In August 2007, the developer announced its first project outside of its home region; a tie-up with South Johor Investment Corp (SJIC) in a deal that represents the largest foreign real estate development in Malaysia. This was followed in October 2007 with plans announced to build a mixed-use development in Kazakhstan.
In a bid to reduce the impact of the crisis, however, Bullough has halted any further international expansion plans. “Geographically our focus remains very much on Abu Dhabi. We have a very substantial pipeline of development and I am certain that will remain our focus for the foreseeable future,” he says. “I want to get this estate really established and settled [with] solid income streams established… [For the] foreseeable future we will retain our focus on Abu Dhabi.”
He adds that the firm is shifting its focus on investing and managing real estate in the wake of the slump. “The company right now is in transition from the developer through to asset manager/longer term investor. The strap line to our logo is ‘building the nation’ and that really goes to the root of why we exist. Our mission is to develop sustainable, long term communities for Abu Dhabi.
“As that (
’s) estate is developed there will be a greater focus on asset management, it’s going to be key for investor performance and for shareholder performance for us to manage that estate to the highest standards so that we maintain the quality and the best performance for our investors,” he says.
Last month, a Dubai-based analyst estimated that Dubai and Abu Dhabi need to create 150,000 additional white collar jobs to provide enough buyers for villas and apartments being completed in the next two years. The report, by Dubai-based Nomura Holdings, predicted that in the next two years Abu Dhabi will see an additional 15,000 residential units and 10 million sq ft of office space added.
Despite the decline in sales, Bullough remains confident that the capital will continue to provide
with the fundamentals it requires. “One of the things about the Abu Dhabi market is that it’s got some really basic fundamental strengths, not just its location but the fact that the development, generally in all sectors, is being pursued in line with the 2030 Plan,” he says.
“The release of development onto the market has been done in a very measured way… It’s obviously got quite significant inherent wealth so all of those factors bought together has meant that Abu Dhabi, even in the current difficulties, has fared relatively well. The whole world has suffered from the impact of the current downturn but I think in the case of Abu Dhabi we are as well placed as anyone for the longer term.”
Bullough has also further diversified the company into new sectors. In September, he introduced a home financing product in conjunction with Abu Dhabi Finance. This was followed in October by a joint venture with the National Catering Co to provide catering services to more than 56,000 workers building projects at Yas Island. In September, the firm also opened its third school through its education subsidiary, Aldar Academies. “We opened our third school, Al Muna [Primary School], at the beginning of this term and we are now working on the next schools within that portfolio. They will be coming forward in 2011 and beyond. As far as the Aldar Hotels and Hospitality is concerned we are opening, in the next couple of weeks, an incredible seven hotels, approaching 2,500 rooms on Yas Island,” he says.

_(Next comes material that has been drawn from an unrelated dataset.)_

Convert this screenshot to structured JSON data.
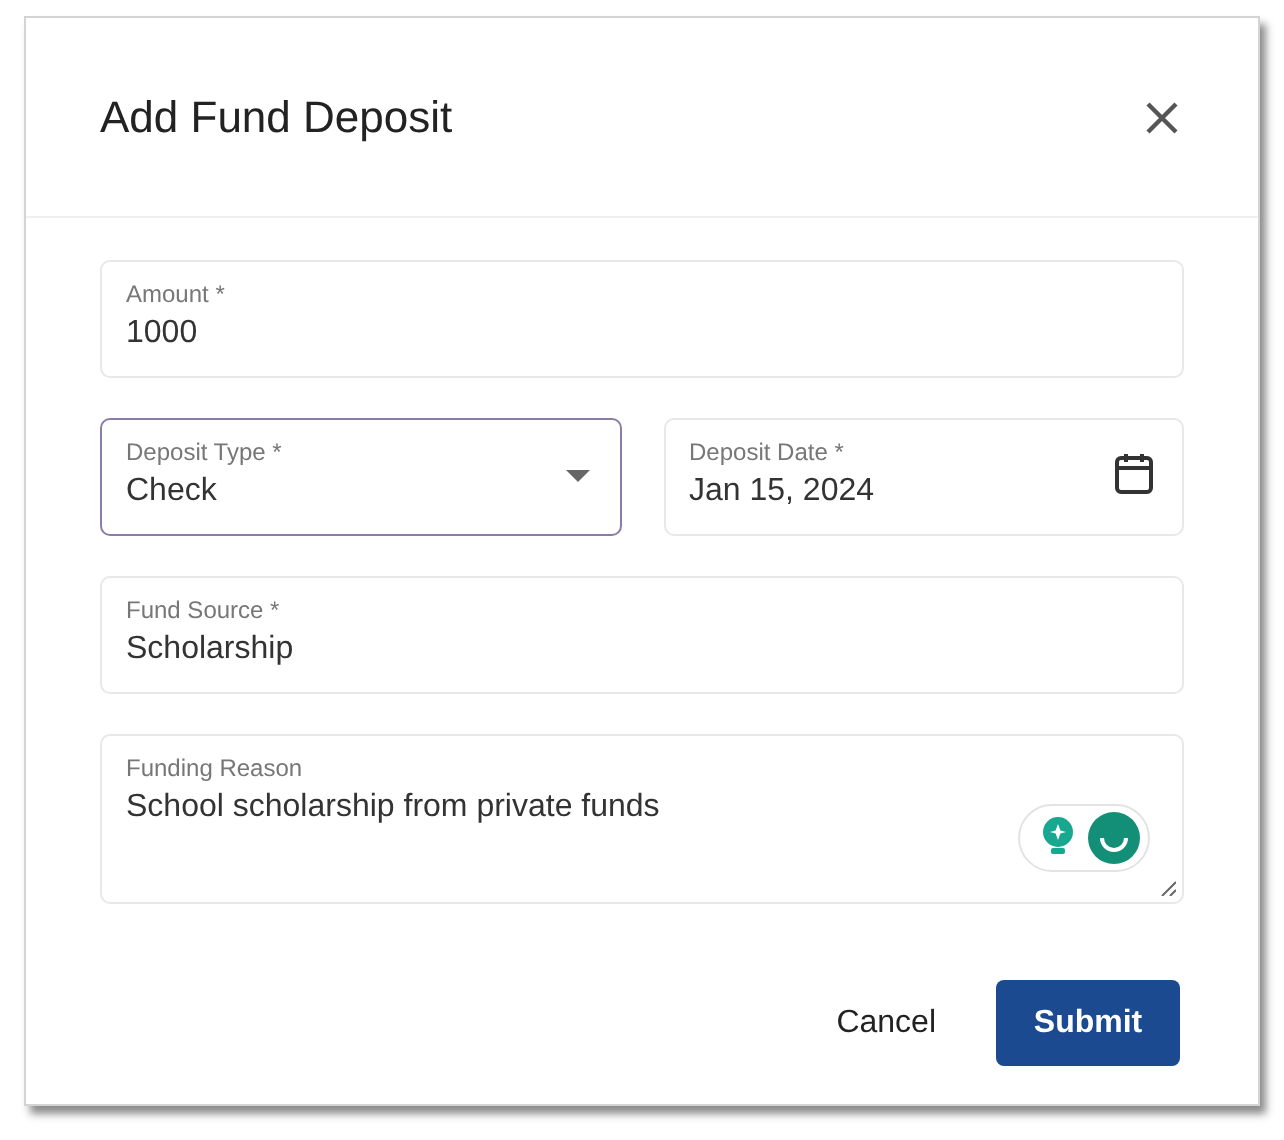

He adds that he also plans to further grow its catering arm within its portfolio. “Aldar Hotels and Hospitality has a broad remit in terms of running the food and beverage outlets around the
estate so we are certainly going to be growing the food and beverage operation.”

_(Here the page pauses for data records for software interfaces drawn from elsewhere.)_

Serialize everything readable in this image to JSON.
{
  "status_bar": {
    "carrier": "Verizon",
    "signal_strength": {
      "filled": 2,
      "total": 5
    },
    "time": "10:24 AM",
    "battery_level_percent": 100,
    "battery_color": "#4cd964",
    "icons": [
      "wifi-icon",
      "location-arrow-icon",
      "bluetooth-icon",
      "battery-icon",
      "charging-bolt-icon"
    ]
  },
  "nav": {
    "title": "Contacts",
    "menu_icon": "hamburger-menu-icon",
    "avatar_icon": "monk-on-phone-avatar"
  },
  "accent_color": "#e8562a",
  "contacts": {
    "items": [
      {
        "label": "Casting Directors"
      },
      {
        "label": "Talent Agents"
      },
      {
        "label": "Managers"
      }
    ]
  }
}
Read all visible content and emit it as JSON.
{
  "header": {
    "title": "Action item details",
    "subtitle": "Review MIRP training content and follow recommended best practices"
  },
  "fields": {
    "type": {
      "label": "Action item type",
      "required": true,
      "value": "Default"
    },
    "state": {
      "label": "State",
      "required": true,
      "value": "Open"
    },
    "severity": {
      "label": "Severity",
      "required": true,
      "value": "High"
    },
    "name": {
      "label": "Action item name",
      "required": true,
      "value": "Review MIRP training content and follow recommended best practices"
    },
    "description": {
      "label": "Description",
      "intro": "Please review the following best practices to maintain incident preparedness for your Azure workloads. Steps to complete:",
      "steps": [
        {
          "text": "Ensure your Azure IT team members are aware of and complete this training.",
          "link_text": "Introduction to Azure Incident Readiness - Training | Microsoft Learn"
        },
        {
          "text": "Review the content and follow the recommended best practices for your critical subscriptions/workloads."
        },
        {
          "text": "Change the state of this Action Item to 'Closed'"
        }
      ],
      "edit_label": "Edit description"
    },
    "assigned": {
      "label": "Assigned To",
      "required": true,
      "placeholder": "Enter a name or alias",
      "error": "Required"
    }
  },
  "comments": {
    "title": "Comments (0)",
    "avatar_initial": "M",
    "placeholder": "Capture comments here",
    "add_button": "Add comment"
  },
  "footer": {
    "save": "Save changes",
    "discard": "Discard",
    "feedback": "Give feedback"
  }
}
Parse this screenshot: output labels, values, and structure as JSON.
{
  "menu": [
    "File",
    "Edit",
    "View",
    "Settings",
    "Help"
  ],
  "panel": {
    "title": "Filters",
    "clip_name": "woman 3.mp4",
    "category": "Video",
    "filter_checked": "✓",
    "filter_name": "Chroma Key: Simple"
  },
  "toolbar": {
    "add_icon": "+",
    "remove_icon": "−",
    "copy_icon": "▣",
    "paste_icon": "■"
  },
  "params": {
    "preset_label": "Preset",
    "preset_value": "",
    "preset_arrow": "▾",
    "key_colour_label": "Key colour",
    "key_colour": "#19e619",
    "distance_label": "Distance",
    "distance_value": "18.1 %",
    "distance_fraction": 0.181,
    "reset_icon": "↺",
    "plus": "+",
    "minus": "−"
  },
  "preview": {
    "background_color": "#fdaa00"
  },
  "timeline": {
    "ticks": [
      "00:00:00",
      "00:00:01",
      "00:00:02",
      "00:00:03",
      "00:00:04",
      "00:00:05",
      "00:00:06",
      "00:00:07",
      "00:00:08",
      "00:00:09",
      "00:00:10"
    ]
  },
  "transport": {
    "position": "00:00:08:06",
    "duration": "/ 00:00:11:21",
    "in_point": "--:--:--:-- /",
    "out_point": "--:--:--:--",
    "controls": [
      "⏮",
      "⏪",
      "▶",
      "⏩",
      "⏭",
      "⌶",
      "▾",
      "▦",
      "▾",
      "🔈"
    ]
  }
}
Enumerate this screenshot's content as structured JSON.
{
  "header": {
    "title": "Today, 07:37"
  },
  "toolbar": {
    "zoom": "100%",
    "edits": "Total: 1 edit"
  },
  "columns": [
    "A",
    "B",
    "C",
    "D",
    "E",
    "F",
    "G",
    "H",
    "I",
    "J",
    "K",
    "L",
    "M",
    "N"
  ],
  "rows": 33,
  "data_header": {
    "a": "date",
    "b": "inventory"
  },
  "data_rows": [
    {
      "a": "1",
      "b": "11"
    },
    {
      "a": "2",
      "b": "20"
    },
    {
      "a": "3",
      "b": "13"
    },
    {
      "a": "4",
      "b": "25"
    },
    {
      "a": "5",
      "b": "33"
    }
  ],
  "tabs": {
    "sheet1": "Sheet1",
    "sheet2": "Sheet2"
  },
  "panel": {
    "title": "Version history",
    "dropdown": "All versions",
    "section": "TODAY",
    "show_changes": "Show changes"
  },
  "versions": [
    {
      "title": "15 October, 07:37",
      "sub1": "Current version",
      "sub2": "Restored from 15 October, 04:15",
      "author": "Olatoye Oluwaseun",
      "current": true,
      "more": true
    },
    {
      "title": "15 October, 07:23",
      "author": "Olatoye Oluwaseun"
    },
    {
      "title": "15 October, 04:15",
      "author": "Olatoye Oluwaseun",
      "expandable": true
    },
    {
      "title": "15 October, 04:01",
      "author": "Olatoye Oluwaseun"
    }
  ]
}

The only thing I would say to Abu Dhabi: don't repeat the same thing Dubai has done: building real estate based economy that will become vulnerable easily to any economic downturn cycle like what did happen to Dubai.